Your assignment
I need the number of lines in the data that contain the word "Simulink", and nothing beyond it.

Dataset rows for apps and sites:
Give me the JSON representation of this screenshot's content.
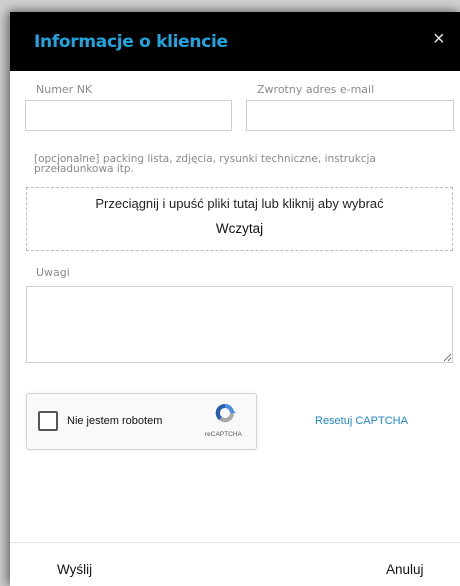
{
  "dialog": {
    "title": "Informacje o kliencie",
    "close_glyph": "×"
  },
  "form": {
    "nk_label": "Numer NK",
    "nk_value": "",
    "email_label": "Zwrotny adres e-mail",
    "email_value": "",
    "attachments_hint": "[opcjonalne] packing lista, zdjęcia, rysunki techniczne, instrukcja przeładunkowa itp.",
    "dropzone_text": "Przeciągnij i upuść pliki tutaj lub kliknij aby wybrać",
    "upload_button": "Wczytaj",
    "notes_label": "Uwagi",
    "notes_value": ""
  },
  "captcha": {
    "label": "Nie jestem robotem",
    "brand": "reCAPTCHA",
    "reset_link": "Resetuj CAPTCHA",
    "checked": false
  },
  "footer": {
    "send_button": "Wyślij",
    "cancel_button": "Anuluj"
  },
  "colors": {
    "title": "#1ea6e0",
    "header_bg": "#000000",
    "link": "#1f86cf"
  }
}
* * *
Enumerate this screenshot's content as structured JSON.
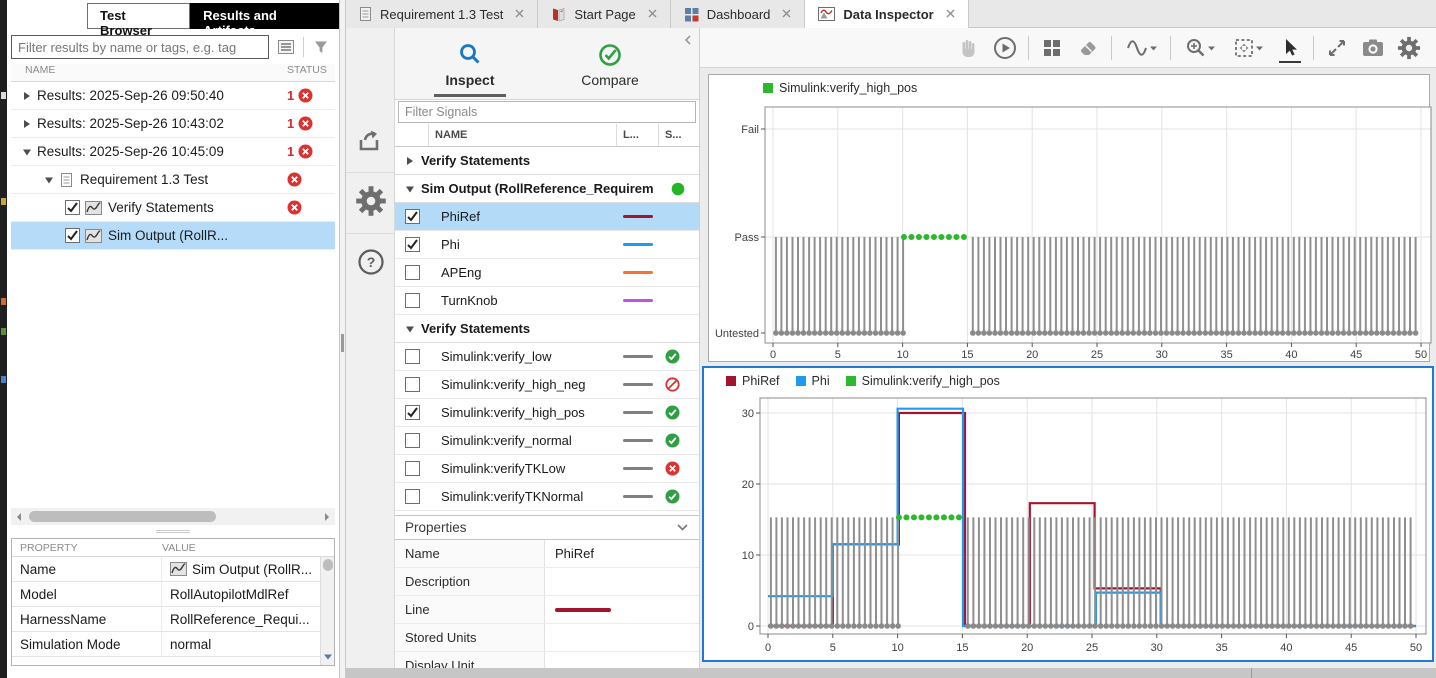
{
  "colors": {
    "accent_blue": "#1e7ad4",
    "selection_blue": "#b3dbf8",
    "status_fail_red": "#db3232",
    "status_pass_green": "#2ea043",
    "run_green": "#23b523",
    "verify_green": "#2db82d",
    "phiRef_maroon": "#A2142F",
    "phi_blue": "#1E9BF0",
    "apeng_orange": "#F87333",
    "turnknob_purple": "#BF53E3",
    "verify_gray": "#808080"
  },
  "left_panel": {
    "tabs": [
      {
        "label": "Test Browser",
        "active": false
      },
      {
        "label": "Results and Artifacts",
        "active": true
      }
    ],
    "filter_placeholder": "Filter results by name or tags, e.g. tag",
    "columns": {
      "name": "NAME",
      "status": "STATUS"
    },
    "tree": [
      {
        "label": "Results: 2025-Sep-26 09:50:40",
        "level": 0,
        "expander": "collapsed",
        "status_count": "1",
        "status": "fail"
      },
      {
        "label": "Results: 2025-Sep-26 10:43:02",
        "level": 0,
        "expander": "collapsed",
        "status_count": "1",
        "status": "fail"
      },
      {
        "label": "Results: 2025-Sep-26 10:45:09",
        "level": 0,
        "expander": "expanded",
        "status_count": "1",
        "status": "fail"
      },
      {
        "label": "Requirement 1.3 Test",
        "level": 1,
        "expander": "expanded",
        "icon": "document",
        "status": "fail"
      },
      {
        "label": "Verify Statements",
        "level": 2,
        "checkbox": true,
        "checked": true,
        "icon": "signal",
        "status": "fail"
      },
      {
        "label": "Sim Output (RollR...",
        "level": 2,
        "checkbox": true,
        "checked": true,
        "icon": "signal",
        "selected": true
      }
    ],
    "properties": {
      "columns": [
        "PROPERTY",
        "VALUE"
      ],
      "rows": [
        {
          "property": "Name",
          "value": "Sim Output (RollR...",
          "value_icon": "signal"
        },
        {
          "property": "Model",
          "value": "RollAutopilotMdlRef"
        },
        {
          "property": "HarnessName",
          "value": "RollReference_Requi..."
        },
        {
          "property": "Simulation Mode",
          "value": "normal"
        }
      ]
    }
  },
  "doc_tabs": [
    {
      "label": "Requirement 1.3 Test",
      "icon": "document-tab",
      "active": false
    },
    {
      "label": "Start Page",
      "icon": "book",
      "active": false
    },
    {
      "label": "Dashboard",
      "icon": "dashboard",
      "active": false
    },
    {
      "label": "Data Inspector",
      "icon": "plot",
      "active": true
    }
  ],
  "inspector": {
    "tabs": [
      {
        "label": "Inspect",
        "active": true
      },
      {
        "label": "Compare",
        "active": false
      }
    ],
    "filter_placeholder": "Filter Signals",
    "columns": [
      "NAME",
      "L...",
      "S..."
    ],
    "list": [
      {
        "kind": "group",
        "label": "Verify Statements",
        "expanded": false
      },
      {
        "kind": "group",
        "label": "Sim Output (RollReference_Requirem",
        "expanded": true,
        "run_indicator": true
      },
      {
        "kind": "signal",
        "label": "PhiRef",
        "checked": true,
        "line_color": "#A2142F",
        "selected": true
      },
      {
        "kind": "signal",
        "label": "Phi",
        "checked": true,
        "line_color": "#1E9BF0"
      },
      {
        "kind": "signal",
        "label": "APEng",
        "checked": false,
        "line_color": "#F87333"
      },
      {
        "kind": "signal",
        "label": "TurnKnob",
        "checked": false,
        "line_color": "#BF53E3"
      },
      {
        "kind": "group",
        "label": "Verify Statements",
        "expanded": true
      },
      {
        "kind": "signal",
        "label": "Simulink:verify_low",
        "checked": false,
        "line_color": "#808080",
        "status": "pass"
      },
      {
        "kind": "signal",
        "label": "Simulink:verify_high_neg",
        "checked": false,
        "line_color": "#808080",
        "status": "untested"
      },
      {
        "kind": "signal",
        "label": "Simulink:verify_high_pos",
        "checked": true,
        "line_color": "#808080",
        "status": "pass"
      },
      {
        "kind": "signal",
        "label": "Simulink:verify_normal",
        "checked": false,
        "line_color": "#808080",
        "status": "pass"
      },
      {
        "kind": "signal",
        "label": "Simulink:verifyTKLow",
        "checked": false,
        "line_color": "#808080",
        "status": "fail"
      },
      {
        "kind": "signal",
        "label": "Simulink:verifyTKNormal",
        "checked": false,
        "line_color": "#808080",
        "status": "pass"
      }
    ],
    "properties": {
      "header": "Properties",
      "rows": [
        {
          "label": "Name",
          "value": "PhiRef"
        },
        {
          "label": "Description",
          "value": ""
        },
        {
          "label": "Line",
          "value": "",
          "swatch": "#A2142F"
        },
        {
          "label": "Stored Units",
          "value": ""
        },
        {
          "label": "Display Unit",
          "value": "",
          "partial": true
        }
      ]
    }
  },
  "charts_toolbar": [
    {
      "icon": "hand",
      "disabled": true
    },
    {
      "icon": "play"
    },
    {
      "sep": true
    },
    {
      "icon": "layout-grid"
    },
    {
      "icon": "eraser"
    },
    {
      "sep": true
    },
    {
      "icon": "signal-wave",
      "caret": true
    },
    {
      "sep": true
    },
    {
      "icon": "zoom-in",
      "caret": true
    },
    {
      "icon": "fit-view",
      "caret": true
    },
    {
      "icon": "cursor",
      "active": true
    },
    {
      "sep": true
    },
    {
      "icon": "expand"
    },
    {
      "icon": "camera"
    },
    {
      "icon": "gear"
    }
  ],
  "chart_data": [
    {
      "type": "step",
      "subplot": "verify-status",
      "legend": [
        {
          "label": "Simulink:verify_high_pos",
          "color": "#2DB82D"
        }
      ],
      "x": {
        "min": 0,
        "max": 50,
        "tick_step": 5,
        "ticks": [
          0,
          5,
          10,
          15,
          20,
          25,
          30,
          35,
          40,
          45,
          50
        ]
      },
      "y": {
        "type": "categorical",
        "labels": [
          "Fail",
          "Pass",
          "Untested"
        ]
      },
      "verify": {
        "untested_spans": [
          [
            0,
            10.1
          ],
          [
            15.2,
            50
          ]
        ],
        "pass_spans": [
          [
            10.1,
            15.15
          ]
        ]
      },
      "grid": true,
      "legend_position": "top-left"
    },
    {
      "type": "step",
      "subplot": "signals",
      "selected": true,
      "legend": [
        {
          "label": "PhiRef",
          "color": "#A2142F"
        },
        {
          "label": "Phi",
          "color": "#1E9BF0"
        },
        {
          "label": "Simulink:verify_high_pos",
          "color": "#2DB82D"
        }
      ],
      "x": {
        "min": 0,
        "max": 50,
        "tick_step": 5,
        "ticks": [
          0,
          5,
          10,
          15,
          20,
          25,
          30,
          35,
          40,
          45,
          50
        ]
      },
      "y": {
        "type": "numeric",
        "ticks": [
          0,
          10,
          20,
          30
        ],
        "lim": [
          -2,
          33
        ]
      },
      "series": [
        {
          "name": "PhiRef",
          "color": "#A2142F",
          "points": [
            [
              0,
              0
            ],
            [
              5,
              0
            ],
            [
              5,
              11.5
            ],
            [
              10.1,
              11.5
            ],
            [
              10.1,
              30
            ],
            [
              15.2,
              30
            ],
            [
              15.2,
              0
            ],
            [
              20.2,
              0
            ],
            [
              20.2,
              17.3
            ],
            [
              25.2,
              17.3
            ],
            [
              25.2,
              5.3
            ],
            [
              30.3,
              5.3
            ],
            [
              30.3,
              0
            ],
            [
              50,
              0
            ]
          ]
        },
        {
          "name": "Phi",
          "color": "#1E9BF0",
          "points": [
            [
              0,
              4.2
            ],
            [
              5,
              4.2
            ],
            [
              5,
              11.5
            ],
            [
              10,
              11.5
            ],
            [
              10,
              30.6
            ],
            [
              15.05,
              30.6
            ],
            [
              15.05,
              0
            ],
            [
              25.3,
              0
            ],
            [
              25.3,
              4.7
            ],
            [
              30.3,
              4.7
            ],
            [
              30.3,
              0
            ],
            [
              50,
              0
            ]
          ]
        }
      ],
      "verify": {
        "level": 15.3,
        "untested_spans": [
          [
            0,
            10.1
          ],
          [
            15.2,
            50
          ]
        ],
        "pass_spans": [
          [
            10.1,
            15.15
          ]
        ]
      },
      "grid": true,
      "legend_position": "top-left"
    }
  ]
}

Solution
8